* _Records supplied_
----------

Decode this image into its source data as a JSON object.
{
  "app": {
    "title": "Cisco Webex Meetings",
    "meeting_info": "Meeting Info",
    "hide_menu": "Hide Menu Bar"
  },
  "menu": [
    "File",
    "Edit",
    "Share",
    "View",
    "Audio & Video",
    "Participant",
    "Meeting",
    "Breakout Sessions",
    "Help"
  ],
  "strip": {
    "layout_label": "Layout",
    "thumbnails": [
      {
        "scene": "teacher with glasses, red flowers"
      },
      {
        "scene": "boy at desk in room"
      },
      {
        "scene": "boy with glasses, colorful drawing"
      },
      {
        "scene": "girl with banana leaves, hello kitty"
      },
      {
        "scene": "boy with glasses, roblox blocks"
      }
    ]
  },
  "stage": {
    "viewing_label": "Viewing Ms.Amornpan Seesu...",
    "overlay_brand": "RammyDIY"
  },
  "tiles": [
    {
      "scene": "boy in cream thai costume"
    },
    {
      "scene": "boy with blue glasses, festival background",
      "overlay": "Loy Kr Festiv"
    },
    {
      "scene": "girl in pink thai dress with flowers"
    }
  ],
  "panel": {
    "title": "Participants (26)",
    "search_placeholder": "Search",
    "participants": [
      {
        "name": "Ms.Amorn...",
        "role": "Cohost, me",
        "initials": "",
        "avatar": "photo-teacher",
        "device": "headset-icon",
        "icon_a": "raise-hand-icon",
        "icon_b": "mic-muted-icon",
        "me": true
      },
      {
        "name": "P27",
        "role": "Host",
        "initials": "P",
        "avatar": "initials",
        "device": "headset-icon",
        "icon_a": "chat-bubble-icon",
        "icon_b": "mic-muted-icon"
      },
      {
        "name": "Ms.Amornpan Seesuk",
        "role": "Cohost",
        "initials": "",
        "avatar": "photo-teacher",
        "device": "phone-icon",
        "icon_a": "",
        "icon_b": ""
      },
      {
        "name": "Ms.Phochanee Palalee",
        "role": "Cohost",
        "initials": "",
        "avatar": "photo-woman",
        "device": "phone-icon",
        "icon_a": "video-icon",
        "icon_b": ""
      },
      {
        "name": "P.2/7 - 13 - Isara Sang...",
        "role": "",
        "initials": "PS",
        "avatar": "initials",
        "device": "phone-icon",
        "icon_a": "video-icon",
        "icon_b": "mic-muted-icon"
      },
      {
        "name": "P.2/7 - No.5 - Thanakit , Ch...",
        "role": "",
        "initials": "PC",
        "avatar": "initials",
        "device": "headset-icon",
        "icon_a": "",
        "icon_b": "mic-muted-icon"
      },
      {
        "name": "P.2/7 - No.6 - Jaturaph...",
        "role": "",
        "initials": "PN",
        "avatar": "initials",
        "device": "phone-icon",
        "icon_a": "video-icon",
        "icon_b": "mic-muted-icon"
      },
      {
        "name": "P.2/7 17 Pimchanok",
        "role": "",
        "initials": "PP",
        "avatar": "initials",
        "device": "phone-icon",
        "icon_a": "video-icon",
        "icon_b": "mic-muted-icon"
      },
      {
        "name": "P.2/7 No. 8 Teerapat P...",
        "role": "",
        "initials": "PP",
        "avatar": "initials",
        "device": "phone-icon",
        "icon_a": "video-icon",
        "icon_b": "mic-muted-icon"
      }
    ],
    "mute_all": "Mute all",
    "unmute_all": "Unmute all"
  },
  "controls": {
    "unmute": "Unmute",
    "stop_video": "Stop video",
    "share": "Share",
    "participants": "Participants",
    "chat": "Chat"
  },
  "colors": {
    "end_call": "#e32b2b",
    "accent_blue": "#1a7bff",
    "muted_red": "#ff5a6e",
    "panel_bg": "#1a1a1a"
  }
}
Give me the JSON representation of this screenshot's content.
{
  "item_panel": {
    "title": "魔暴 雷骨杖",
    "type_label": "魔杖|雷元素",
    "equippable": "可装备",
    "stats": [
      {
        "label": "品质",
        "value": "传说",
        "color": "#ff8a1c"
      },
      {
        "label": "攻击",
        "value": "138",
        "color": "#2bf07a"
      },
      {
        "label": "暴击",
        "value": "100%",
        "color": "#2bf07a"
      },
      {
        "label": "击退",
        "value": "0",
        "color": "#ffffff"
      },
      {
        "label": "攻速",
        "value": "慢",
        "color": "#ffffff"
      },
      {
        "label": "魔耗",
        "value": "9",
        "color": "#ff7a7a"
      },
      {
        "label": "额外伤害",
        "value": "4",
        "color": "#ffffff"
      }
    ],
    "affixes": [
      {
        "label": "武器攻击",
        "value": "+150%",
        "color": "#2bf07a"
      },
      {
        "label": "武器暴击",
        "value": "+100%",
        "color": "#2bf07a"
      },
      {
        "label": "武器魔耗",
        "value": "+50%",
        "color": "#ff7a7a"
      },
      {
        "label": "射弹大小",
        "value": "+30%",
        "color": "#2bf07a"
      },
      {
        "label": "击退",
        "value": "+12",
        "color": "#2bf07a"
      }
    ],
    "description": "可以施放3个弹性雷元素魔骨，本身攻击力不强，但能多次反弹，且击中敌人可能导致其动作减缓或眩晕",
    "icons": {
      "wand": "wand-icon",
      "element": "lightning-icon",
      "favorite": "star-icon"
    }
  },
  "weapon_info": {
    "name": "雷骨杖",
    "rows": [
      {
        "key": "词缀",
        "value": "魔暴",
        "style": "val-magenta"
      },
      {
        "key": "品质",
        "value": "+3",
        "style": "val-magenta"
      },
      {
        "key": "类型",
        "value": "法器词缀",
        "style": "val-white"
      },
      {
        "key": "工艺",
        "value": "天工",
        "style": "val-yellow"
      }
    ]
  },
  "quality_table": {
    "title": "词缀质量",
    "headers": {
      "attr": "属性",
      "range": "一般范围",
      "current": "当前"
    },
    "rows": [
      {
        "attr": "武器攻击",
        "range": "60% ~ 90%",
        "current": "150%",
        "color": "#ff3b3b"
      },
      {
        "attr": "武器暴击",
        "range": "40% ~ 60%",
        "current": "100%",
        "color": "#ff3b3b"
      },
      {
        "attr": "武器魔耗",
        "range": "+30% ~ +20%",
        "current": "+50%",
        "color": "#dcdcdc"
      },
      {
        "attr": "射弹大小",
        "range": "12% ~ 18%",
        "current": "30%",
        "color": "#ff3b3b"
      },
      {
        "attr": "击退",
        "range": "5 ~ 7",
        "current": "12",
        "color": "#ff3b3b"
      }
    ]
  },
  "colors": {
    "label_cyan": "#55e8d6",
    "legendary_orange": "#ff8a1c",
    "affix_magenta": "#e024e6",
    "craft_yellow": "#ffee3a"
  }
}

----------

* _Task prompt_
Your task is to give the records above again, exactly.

* _Response to the task_
Decode this image into its source data as a JSON object.
{
  "app": {
    "title": "Cisco Webex Meetings",
    "meeting_info": "Meeting Info",
    "hide_menu": "Hide Menu Bar"
  },
  "menu": [
    "File",
    "Edit",
    "Share",
    "View",
    "Audio & Video",
    "Participant",
    "Meeting",
    "Breakout Sessions",
    "Help"
  ],
  "strip": {
    "layout_label": "Layout",
    "thumbnails": [
      {
        "scene": "teacher with glasses, red flowers"
      },
      {
        "scene": "boy at desk in room"
      },
      {
        "scene": "boy with glasses, colorful drawing"
      },
      {
        "scene": "girl with banana leaves, hello kitty"
      },
      {
        "scene": "boy with glasses, roblox blocks"
      }
    ]
  },
  "stage": {
    "viewing_label": "Viewing Ms.Amornpan Seesu...",
    "overlay_brand": "RammyDIY"
  },
  "tiles": [
    {
      "scene": "boy in cream thai costume"
    },
    {
      "scene": "boy with blue glasses, festival background",
      "overlay": "Loy Kr Festiv"
    },
    {
      "scene": "girl in pink thai dress with flowers"
    }
  ],
  "panel": {
    "title": "Participants (26)",
    "search_placeholder": "Search",
    "participants": [
      {
        "name": "Ms.Amorn...",
        "role": "Cohost, me",
        "initials": "",
        "avatar": "photo-teacher",
        "device": "headset-icon",
        "icon_a": "raise-hand-icon",
        "icon_b": "mic-muted-icon",
        "me": true
      },
      {
        "name": "P27",
        "role": "Host",
        "initials": "P",
        "avatar": "initials",
        "device": "headset-icon",
        "icon_a": "chat-bubble-icon",
        "icon_b": "mic-muted-icon"
      },
      {
        "name": "Ms.Amornpan Seesuk",
        "role": "Cohost",
        "initials": "",
        "avatar": "photo-teacher",
        "device": "phone-icon",
        "icon_a": "",
        "icon_b": ""
      },
      {
        "name": "Ms.Phochanee Palalee",
        "role": "Cohost",
        "initials": "",
        "avatar": "photo-woman",
        "device": "phone-icon",
        "icon_a": "video-icon",
        "icon_b": ""
      },
      {
        "name": "P.2/7 - 13 - Isara Sang...",
        "role": "",
        "initials": "PS",
        "avatar": "initials",
        "device": "phone-icon",
        "icon_a": "video-icon",
        "icon_b": "mic-muted-icon"
      },
      {
        "name": "P.2/7 - No.5 - Thanakit , Ch...",
        "role": "",
        "initials": "PC",
        "avatar": "initials",
        "device": "headset-icon",
        "icon_a": "",
        "icon_b": "mic-muted-icon"
      },
      {
        "name": "P.2/7 - No.6 - Jaturaph...",
        "role": "",
        "initials": "PN",
        "avatar": "initials",
        "device": "phone-icon",
        "icon_a": "video-icon",
        "icon_b": "mic-muted-icon"
      },
      {
        "name": "P.2/7 17 Pimchanok",
        "role": "",
        "initials": "PP",
        "avatar": "initials",
        "device": "phone-icon",
        "icon_a": "video-icon",
        "icon_b": "mic-muted-icon"
      },
      {
        "name": "P.2/7 No. 8 Teerapat P...",
        "role": "",
        "initials": "PP",
        "avatar": "initials",
        "device": "phone-icon",
        "icon_a": "video-icon",
        "icon_b": "mic-muted-icon"
      }
    ],
    "mute_all": "Mute all",
    "unmute_all": "Unmute all"
  },
  "controls": {
    "unmute": "Unmute",
    "stop_video": "Stop video",
    "share": "Share",
    "participants": "Participants",
    "chat": "Chat"
  },
  "colors": {
    "end_call": "#e32b2b",
    "accent_blue": "#1a7bff",
    "muted_red": "#ff5a6e",
    "panel_bg": "#1a1a1a"
  }
}
Give me the JSON representation of this screenshot's content.
{
  "item_panel": {
    "title": "魔暴 雷骨杖",
    "type_label": "魔杖|雷元素",
    "equippable": "可装备",
    "stats": [
      {
        "label": "品质",
        "value": "传说",
        "color": "#ff8a1c"
      },
      {
        "label": "攻击",
        "value": "138",
        "color": "#2bf07a"
      },
      {
        "label": "暴击",
        "value": "100%",
        "color": "#2bf07a"
      },
      {
        "label": "击退",
        "value": "0",
        "color": "#ffffff"
      },
      {
        "label": "攻速",
        "value": "慢",
        "color": "#ffffff"
      },
      {
        "label": "魔耗",
        "value": "9",
        "color": "#ff7a7a"
      },
      {
        "label": "额外伤害",
        "value": "4",
        "color": "#ffffff"
      }
    ],
    "affixes": [
      {
        "label": "武器攻击",
        "value": "+150%",
        "color": "#2bf07a"
      },
      {
        "label": "武器暴击",
        "value": "+100%",
        "color": "#2bf07a"
      },
      {
        "label": "武器魔耗",
        "value": "+50%",
        "color": "#ff7a7a"
      },
      {
        "label": "射弹大小",
        "value": "+30%",
        "color": "#2bf07a"
      },
      {
        "label": "击退",
        "value": "+12",
        "color": "#2bf07a"
      }
    ],
    "description": "可以施放3个弹性雷元素魔骨，本身攻击力不强，但能多次反弹，且击中敌人可能导致其动作减缓或眩晕",
    "icons": {
      "wand": "wand-icon",
      "element": "lightning-icon",
      "favorite": "star-icon"
    }
  },
  "weapon_info": {
    "name": "雷骨杖",
    "rows": [
      {
        "key": "词缀",
        "value": "魔暴",
        "style": "val-magenta"
      },
      {
        "key": "品质",
        "value": "+3",
        "style": "val-magenta"
      },
      {
        "key": "类型",
        "value": "法器词缀",
        "style": "val-white"
      },
      {
        "key": "工艺",
        "value": "天工",
        "style": "val-yellow"
      }
    ]
  },
  "quality_table": {
    "title": "词缀质量",
    "headers": {
      "attr": "属性",
      "range": "一般范围",
      "current": "当前"
    },
    "rows": [
      {
        "attr": "武器攻击",
        "range": "60% ~ 90%",
        "current": "150%",
        "color": "#ff3b3b"
      },
      {
        "attr": "武器暴击",
        "range": "40% ~ 60%",
        "current": "100%",
        "color": "#ff3b3b"
      },
      {
        "attr": "武器魔耗",
        "range": "+30% ~ +20%",
        "current": "+50%",
        "color": "#dcdcdc"
      },
      {
        "attr": "射弹大小",
        "range": "12% ~ 18%",
        "current": "30%",
        "color": "#ff3b3b"
      },
      {
        "attr": "击退",
        "range": "5 ~ 7",
        "current": "12",
        "color": "#ff3b3b"
      }
    ]
  },
  "colors": {
    "label_cyan": "#55e8d6",
    "legendary_orange": "#ff8a1c",
    "affix_magenta": "#e024e6",
    "craft_yellow": "#ffee3a"
  }
}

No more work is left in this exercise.